Data records for software interfaces:
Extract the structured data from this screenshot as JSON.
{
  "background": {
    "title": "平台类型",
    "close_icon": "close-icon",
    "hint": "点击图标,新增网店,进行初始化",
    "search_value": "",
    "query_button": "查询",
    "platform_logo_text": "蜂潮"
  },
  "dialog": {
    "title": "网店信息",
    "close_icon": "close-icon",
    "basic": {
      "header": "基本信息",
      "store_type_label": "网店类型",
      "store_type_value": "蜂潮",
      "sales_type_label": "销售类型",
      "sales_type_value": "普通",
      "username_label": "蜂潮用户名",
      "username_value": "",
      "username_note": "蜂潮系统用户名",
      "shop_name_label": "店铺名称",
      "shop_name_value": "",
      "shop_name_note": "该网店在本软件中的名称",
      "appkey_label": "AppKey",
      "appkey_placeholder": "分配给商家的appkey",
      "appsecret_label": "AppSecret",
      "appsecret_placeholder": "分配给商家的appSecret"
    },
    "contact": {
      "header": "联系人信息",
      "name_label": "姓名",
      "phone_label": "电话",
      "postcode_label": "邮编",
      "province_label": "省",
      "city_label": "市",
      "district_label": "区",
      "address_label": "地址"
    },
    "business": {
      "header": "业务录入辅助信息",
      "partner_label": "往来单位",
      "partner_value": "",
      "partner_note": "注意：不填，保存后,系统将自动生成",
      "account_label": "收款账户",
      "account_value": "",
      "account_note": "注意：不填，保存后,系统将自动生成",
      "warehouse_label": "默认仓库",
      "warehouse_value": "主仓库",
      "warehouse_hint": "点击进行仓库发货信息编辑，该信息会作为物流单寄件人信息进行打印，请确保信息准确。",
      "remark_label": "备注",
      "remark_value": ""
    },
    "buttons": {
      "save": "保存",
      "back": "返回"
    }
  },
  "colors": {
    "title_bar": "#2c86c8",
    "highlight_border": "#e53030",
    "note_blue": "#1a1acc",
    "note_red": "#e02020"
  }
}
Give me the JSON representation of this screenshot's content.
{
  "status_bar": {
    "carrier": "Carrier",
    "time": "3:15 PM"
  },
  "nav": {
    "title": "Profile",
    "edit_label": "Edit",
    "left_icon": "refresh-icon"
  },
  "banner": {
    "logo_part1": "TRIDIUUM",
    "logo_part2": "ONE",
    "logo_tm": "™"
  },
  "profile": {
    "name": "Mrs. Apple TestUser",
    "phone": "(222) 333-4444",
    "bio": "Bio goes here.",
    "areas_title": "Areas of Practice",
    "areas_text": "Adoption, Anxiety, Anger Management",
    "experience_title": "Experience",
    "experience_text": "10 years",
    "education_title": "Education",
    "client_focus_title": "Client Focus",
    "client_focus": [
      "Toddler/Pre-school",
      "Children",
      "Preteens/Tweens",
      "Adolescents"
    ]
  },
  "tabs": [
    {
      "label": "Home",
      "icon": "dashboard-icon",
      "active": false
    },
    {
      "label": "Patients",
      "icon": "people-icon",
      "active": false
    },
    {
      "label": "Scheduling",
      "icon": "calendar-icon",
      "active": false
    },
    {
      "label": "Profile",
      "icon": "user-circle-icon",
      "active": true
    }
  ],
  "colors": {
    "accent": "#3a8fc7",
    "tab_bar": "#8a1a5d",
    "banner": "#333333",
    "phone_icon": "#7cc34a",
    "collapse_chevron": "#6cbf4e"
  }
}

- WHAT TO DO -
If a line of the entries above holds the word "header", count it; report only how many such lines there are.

- COMPLETED EXERCISE -
3